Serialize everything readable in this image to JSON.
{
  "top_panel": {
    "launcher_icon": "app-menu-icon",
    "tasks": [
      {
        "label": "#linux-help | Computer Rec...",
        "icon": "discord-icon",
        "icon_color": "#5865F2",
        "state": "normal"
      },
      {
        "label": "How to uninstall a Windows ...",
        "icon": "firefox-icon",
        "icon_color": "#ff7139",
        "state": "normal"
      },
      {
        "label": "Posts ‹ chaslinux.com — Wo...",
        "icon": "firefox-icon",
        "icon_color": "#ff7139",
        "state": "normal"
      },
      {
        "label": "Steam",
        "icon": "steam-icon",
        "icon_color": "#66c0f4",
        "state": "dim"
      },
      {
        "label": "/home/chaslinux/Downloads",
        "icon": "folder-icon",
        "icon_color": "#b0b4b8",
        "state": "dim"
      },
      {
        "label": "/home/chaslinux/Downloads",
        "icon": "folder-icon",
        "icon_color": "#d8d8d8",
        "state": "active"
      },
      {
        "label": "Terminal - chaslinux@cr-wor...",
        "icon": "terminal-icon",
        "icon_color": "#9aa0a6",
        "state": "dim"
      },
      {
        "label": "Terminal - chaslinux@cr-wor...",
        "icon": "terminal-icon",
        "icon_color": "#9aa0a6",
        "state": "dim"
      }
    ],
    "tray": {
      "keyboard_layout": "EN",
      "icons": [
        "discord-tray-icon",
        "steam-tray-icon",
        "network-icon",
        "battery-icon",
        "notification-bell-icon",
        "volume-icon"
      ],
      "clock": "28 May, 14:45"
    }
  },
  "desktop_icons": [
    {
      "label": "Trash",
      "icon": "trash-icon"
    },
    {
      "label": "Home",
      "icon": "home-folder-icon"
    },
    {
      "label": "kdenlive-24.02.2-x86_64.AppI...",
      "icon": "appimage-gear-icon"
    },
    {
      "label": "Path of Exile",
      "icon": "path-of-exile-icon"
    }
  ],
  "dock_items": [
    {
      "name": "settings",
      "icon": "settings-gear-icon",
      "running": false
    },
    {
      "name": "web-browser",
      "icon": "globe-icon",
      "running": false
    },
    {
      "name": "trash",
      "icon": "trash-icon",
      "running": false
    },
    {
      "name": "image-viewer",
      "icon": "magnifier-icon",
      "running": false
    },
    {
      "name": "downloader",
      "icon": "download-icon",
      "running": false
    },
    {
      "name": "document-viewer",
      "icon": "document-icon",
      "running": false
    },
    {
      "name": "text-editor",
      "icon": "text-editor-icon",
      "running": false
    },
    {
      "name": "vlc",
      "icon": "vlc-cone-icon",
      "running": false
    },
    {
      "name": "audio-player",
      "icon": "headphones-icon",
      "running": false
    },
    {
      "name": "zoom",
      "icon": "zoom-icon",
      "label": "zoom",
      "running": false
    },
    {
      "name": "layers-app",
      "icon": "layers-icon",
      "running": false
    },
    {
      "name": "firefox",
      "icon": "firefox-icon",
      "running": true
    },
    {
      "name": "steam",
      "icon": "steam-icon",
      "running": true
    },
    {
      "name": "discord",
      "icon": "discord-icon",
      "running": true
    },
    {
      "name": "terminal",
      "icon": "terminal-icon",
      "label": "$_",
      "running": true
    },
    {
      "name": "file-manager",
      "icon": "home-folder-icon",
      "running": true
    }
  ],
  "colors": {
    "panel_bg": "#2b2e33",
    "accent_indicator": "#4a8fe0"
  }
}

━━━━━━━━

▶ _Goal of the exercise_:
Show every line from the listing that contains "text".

▶ _Response_:
      "name": "text-editor",
      "icon": "text-editor-icon",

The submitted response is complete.